Last week, I had the honor to be invited to speak at the “Focus on Women — Solutions to Success” event at the Days Inn in Hobart.
I’m not sure why I was asked. I’m not a woman, and honestly, not terribly successful. I mean, I do all right. I still can’t figure out why they wanted me. But who cares. Right?
Did you know that according to most studies, people’s number one fear is public speaking? Number two is death. I’m not sure what number three is. I’m just guessing here, but it could be firecrackers or raw chicken.
I’ve never been afraid of public speaking engagements. Frankly, I can’t understand those who are. Just mosey up to the podium, say what you want, and then sit down, finish your Trout Almondine (probably cold by now), collect your check, and split. EASY!
Now I realize that everyone can’t be like me, at home in every social situation. SO, I’ve compiled a list of SOCKY’S SIX* SIMPLE SUPERB SPEAKING SUGGESTIONS™. *really 4
With these simple rules, you can easily become the life of any boring meeting, symposium, workshop, luncheon, banquet, dinner meeting, sales presentation, bachelor/bachelorette party, powwow, breakfast, retreat, convention, colloquium, appointment, argument, chat, colloquy, confabulation, conferring, congress, interchange, interview, consultation, conversation, convocation, deliberation, discussion, forum, sit-in, gabfest, huddle, meeting, palaver, plenary, round robin, round table, OR seminar.
Suggestion #1: Thou Shalt Not Be Boring. Do yourself a favor: DON’T start off with Hi, Hello, Good Morning, Good Afternoon, or any other generally accepted greeting. All the audience members have already greeted you (mentally / in their heads) — don’t waste time! Oh, and don’t tell them what you’re going to talk about. Keep it a mystery — like foggy old England! Think of your audience as Sherlock Holmes, and you can be Dr. Welby (or whatever his enemy’s name was!!)
Imagine the audience’s joy when they FINALLY crack the case of “The Cliffhanger at the Meeting!” Oh, and flail your arms a lot. Research has shown that audiences really go for that.
I can watch this guy for hours!
Suggestion #2: Practice, Practice, Practice. I know what you’re probably saying: “Socky, Sweetie. Practice is for suckers!“ Well, you’re probably right. The rule of thumb that most professional speakers follow is if you’re not willing to practice, make sure you get paid up front.
Suggestion #3: Get the Audience on Your Side! The French have an old saying: Personne n’aime un perdant, tout le monde aime une victime. Loosely translated it means: No one likes a loser, everyone likes a victim. Consider showing up to the gig (professional speak for your speaking engagement) with one of those whiplash collar things, or your arm in a fake cast and sling. You’d be surprised the magic that leftover Halloween makeup or some carefully placed ketchup can do! If their attention is drawn to your injury, they won’t have time to worry about your hastily prepared speech.

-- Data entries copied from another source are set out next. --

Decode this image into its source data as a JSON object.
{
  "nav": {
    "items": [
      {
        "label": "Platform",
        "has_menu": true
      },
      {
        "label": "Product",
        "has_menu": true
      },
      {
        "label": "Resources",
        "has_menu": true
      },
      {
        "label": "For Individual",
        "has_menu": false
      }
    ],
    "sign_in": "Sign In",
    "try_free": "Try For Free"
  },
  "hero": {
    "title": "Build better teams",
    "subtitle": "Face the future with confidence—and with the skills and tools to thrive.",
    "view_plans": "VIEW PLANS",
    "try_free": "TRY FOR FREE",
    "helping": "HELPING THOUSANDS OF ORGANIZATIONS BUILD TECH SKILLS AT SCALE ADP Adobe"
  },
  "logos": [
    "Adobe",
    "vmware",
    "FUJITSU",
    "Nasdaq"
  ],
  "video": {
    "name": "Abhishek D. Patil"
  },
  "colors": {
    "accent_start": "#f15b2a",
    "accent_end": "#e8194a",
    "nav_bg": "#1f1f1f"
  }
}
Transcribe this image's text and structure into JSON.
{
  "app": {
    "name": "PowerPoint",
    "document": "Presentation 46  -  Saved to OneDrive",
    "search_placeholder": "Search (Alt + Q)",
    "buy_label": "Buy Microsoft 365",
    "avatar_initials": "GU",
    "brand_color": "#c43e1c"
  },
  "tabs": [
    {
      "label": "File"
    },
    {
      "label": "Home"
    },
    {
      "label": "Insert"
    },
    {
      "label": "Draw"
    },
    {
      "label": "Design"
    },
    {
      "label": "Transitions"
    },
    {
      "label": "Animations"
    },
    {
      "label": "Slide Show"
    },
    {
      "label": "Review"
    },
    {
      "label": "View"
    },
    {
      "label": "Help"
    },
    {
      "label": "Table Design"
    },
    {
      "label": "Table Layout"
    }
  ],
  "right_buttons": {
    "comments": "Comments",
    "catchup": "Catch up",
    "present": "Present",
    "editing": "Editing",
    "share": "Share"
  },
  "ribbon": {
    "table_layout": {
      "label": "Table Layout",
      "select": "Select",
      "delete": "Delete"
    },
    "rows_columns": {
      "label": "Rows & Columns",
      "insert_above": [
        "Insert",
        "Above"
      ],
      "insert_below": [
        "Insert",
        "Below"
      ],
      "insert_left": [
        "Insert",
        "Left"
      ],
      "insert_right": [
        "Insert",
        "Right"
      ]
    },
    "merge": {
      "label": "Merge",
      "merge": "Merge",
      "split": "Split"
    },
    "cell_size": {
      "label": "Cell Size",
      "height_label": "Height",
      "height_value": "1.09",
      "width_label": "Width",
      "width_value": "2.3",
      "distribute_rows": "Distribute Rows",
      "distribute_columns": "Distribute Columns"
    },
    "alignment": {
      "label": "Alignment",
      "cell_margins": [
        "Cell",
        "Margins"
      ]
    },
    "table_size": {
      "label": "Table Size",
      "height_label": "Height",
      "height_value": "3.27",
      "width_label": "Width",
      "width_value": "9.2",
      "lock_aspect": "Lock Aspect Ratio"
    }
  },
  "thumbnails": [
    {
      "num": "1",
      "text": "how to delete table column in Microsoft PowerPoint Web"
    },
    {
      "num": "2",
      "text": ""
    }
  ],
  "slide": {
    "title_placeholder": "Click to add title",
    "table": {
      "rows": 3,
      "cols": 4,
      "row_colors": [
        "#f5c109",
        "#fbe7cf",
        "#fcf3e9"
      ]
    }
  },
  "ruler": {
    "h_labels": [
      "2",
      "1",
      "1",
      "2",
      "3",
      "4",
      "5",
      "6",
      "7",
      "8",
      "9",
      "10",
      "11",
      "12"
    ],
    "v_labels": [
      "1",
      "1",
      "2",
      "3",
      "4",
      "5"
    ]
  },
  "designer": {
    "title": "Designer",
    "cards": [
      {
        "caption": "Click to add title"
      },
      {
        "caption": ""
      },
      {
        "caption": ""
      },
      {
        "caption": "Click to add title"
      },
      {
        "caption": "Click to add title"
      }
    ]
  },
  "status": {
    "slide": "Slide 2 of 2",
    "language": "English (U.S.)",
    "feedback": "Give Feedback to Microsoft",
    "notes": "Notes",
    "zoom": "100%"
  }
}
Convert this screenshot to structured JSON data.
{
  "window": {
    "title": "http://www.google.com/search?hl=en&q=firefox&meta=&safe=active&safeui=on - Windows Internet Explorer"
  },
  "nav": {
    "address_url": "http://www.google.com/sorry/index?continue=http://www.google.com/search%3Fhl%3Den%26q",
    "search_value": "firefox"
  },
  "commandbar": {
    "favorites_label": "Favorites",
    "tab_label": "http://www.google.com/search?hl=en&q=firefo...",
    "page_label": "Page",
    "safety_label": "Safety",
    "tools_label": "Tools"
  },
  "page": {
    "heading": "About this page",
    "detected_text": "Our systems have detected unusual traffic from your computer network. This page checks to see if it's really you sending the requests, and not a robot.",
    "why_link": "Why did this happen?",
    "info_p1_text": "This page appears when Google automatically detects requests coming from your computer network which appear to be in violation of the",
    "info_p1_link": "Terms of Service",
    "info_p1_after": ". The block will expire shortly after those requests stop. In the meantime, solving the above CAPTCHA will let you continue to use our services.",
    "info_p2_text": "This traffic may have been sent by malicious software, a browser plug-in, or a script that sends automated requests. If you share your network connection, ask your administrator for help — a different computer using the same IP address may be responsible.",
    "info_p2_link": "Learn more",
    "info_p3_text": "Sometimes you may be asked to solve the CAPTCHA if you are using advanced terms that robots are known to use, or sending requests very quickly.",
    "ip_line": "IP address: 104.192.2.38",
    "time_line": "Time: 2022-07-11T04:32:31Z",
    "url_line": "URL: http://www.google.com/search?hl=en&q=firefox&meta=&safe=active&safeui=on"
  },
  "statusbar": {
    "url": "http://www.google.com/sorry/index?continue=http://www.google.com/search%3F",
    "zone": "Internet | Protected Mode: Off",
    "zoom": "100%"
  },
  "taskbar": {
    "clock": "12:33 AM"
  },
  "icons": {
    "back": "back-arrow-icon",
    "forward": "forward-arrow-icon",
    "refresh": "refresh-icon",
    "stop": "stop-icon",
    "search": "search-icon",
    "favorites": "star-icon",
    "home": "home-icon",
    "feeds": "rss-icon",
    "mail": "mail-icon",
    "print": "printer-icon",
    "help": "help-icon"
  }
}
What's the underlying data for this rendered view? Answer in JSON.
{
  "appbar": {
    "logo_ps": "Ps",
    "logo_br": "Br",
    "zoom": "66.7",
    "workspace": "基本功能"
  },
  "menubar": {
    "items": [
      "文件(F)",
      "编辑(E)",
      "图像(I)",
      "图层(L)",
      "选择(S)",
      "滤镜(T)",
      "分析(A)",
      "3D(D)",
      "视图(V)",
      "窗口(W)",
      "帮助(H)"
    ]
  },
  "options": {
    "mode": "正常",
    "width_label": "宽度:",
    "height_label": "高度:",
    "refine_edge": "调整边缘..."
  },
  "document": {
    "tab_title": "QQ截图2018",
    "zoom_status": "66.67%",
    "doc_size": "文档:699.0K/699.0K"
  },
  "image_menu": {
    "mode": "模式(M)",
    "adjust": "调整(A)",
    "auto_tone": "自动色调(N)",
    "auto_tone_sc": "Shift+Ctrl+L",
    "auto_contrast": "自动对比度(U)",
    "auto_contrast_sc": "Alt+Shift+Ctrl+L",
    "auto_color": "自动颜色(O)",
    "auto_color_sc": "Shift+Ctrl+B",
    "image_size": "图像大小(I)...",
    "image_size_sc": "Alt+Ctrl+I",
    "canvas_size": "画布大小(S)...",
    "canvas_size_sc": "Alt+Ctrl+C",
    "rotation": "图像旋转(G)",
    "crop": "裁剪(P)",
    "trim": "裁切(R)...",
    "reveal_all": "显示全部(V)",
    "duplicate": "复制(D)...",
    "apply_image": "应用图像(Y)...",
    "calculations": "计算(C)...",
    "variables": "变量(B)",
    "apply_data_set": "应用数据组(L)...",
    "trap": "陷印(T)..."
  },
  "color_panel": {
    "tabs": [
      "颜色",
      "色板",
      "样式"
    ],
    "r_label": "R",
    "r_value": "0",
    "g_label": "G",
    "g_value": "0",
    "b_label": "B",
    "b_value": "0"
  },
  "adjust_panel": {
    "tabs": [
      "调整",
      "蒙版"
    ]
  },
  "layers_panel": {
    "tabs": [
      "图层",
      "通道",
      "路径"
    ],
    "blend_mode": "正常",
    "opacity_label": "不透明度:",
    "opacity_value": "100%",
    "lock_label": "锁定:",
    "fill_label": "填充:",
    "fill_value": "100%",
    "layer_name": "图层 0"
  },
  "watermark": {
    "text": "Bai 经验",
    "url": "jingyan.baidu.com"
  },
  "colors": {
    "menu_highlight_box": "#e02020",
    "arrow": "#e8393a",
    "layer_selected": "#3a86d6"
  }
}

Here’s a pic of my friend, Ken, delivering a commencement address at beauty school or something. I’m sure he told me where it was taken, but he has an accent that’s hard to understand sometimes.
I should probably warn you though. Don’t try this trick that Tom tried. He actually had the nerve to pull up to speaking engagement for a Lion’s Club mixer in Elgin in an ambulance and actually had the “paramedics” he hired wheel him up to the lectern. I DO NOT RECOMMEND THIS!
Suggestion #4: If a meal is served after your WONDERFUL speech, make sure you fill up on the bread or dinner rolls that they put on the table. Oh, and the salad, too. Then take a small bite from the entrée, and have the rest wrapped to go. The same with dessert. Think of it as a free meal for the next day. Because that’s exactly what it would be.
If the meal is served during the speech, bring the basket of bread up to the podium with you —fill up there — and as soon as you get the attention of the waitress, make an announcement to have her wrap your food to go, and leave it with your check. (Assuming you haven’t been paid up front.)
Oh, and try to lay off the booze.
I hope that one or more of these suggestions help you become a better speaker. If one of these suggestions resonated with you, tell me which one in the comments below. I look forward to reading them as well as other speaking success suggestions you may have!
Your comments are welcome.